Ellie: I think, in most instances, it’s people on a really basic level being attracted to the aesthetics of the space – it’s as simple as someone walking into that world and saying ‘This is alt and cute”. It has a strong expression of sisterhood, and I think a lot of people don’t even try to see the core of what we are. I think exploiting young women and their bodies in this way, when you haven’t lived it, and often not actually getting consent to take the photos at the time because the house is such a hectic place you can quite easily be a voyeur and get by. If I was a photographer after a cheap quick fix, it would seem like a great thing to stumble upon. There’s very few people that have fairly documented the experience – mostly the girls that lived with us or were a part of our group. I think society wants a deeper message, a feeling of being informed. People want to see genuine emotion and intimate connection.

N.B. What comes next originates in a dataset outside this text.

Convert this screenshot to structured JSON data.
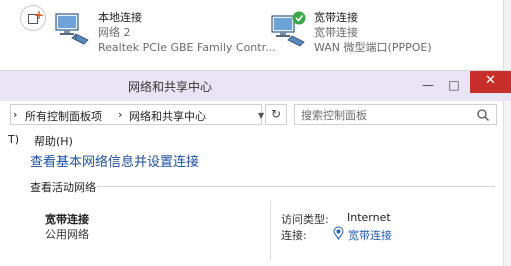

Camilla: People are fascinated by ways of living that go against the norms of society or when people do things alternatively to how they “should” be done. The warehouse is a place so rich with stories and life – it’s definitely different to the average household in London. There’s a constant flow of people and ideas hatching that I think can be exciting for anyone coming in from an outsider perspective. There’s a charm to it. The fullness of feminine energy has a big part to play because we are all young women who aren’t afraid to show our bodies, aren’t afraid to be outspoken. There’s a romanticised, eroticised element to that, for certain people coming from the outside, which I think can be exploited and misunderstood. When people start documenting that in a fake way, it becomes a misrepresentation.
Kitty: At the time, it feels normal. Because we are part of a community where there are always photographers and other people around documenting things in their own way. And we’re liberated, we walk around naked or in underwear – we were completely free. And I can understand how that would attract interest – there is so much love there and the minute you enter the warehouse you can see it and feel it constantly. Men think they understand what it is, but are really just channeling their teenage boy wet dream.
If you could give some message to young women living in London, especially artists and creatives, what would you say to them?
Camilla: Have faith in everything you do. Be wise to see through certain people – if you feel like something or someone is not quite right in a situation listen to your gut. It’s so loud and important and it’s never wrong.
Ellie: Don’t sell yourself short. Believe in your message and follow it through. You can use the internet in such a powerful way, you don’t need someone else to give you this big break. Your purpose should just be stay true to working on what feels important to you. Because when you’re young and unphased by how you’re perceived, that is the most powerful time to create without consideration and just go for it. Collaborate. Whatever you can do solo, when you collaborate with others you can become an unstoppable force.
All Images Julia Hovve
Subject Credits: Ellie, Camilla, Kitty, Maxine, Jess, Lily, Grace, Heather, Ayesha, Alice, Charley